- _What this task involves_
Please repeat the data exactly, leaving nothing out.

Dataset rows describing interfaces
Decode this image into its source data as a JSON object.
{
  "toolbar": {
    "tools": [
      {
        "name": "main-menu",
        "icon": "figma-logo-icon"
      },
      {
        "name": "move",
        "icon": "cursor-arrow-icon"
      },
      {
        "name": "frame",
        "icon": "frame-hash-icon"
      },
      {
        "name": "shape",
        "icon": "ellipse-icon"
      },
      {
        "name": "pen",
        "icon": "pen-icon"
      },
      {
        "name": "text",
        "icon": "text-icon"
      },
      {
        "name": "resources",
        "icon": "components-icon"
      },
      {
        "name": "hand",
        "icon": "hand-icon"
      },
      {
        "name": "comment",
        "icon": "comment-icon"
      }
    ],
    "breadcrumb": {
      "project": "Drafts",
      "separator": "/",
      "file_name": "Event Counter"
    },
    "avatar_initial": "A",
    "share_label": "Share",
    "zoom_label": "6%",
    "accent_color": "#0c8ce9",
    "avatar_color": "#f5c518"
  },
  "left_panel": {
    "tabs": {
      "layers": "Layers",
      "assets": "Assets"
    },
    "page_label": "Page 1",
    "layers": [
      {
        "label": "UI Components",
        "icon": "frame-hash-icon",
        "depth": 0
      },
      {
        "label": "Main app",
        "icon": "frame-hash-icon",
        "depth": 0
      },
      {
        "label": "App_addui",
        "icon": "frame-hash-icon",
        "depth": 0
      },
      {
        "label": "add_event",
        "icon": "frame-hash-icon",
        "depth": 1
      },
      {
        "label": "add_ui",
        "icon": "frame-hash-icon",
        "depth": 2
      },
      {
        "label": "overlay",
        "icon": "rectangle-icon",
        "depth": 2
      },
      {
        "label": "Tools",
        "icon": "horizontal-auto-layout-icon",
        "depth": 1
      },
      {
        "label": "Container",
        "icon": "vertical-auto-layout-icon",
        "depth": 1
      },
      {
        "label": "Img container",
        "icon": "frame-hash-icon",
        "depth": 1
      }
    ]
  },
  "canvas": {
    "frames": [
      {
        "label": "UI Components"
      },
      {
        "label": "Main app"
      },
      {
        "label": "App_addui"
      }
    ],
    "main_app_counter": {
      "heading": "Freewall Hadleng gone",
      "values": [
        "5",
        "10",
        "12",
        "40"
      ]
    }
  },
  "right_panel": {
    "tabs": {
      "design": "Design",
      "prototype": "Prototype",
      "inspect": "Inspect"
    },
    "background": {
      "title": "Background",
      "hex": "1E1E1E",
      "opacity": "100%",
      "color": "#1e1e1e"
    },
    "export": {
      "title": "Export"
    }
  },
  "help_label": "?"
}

- _Solution for this problem_
Decode this image into its source data as a JSON object.
{
  "toolbar": {
    "tools": [
      {
        "name": "main-menu",
        "icon": "figma-logo-icon"
      },
      {
        "name": "move",
        "icon": "cursor-arrow-icon"
      },
      {
        "name": "frame",
        "icon": "frame-hash-icon"
      },
      {
        "name": "shape",
        "icon": "ellipse-icon"
      },
      {
        "name": "pen",
        "icon": "pen-icon"
      },
      {
        "name": "text",
        "icon": "text-icon"
      },
      {
        "name": "resources",
        "icon": "components-icon"
      },
      {
        "name": "hand",
        "icon": "hand-icon"
      },
      {
        "name": "comment",
        "icon": "comment-icon"
      }
    ],
    "breadcrumb": {
      "project": "Drafts",
      "separator": "/",
      "file_name": "Event Counter"
    },
    "avatar_initial": "A",
    "share_label": "Share",
    "zoom_label": "6%",
    "accent_color": "#0c8ce9",
    "avatar_color": "#f5c518"
  },
  "left_panel": {
    "tabs": {
      "layers": "Layers",
      "assets": "Assets"
    },
    "page_label": "Page 1",
    "layers": [
      {
        "label": "UI Components",
        "icon": "frame-hash-icon",
        "depth": 0
      },
      {
        "label": "Main app",
        "icon": "frame-hash-icon",
        "depth": 0
      },
      {
        "label": "App_addui",
        "icon": "frame-hash-icon",
        "depth": 0
      },
      {
        "label": "add_event",
        "icon": "frame-hash-icon",
        "depth": 1
      },
      {
        "label": "add_ui",
        "icon": "frame-hash-icon",
        "depth": 2
      },
      {
        "label": "overlay",
        "icon": "rectangle-icon",
        "depth": 2
      },
      {
        "label": "Tools",
        "icon": "horizontal-auto-layout-icon",
        "depth": 1
      },
      {
        "label": "Container",
        "icon": "vertical-auto-layout-icon",
        "depth": 1
      },
      {
        "label": "Img container",
        "icon": "frame-hash-icon",
        "depth": 1
      }
    ]
  },
  "canvas": {
    "frames": [
      {
        "label": "UI Components"
      },
      {
        "label": "Main app"
      },
      {
        "label": "App_addui"
      }
    ],
    "main_app_counter": {
      "heading": "Freewall Hadleng gone",
      "values": [
        "5",
        "10",
        "12",
        "40"
      ]
    }
  },
  "right_panel": {
    "tabs": {
      "design": "Design",
      "prototype": "Prototype",
      "inspect": "Inspect"
    },
    "background": {
      "title": "Background",
      "hex": "1E1E1E",
      "opacity": "100%",
      "color": "#1e1e1e"
    },
    "export": {
      "title": "Export"
    }
  },
  "help_label": "?"
}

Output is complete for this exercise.